» **WHAT THE TASK ASKS**:
Look through the listing underneath for "title", and copy every line that has it.
▶
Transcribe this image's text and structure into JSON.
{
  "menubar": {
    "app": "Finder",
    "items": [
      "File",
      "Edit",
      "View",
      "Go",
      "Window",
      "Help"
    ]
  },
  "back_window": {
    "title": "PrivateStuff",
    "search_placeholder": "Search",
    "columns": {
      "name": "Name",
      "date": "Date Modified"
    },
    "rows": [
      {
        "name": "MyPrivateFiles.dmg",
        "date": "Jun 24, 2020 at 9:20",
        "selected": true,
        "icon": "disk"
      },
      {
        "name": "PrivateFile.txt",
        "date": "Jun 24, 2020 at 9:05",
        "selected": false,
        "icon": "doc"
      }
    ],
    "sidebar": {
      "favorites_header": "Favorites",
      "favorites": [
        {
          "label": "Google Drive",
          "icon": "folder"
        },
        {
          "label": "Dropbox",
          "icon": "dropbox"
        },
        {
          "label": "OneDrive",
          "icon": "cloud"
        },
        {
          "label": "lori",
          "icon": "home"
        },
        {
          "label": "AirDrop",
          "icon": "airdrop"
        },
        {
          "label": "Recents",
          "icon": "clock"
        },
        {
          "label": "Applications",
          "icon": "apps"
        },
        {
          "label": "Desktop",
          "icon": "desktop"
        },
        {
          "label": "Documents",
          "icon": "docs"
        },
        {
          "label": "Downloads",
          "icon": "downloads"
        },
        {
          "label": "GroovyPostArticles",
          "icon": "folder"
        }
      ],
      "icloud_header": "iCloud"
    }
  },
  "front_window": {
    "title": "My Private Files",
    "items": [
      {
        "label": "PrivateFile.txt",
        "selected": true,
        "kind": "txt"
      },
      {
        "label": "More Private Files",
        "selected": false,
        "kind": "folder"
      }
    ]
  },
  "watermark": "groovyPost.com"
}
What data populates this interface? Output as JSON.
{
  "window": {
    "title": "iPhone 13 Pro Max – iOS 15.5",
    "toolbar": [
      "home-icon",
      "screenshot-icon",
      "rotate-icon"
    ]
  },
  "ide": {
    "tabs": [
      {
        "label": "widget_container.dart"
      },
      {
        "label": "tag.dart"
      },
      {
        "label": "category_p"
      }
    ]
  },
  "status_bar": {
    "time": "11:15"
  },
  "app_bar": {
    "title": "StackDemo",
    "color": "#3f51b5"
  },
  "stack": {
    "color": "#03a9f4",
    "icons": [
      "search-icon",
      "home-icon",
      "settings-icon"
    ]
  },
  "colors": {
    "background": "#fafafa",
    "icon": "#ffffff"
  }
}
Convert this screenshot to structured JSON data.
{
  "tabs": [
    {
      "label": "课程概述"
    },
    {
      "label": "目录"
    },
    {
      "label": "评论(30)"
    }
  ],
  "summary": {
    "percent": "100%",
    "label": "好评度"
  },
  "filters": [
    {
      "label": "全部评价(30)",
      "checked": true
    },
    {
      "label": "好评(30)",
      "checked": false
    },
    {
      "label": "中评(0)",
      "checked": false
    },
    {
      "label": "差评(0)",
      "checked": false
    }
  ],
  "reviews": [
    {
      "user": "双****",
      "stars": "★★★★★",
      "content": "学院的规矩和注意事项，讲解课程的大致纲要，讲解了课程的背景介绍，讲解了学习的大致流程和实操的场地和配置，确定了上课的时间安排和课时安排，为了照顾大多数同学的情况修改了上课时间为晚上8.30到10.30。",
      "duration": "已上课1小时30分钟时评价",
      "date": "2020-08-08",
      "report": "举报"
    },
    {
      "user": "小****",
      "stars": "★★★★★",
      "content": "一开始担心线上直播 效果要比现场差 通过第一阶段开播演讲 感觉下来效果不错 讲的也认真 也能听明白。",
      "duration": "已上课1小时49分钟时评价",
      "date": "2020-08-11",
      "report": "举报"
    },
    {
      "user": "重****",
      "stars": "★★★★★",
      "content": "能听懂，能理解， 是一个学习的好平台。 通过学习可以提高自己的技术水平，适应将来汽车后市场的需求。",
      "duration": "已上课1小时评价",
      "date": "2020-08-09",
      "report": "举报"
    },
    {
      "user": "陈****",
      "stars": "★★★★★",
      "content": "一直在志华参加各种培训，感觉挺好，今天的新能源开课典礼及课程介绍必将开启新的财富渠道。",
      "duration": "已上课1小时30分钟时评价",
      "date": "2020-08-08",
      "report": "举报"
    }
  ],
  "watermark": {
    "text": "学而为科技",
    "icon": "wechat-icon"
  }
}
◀
» **ANSWER TO THIS TASK**:
    "title": "PrivateStuff",
    "title": "My Private Files",
    "title": "iPhone 13 Pro Max – iOS 15.5",
    "title": "StackDemo",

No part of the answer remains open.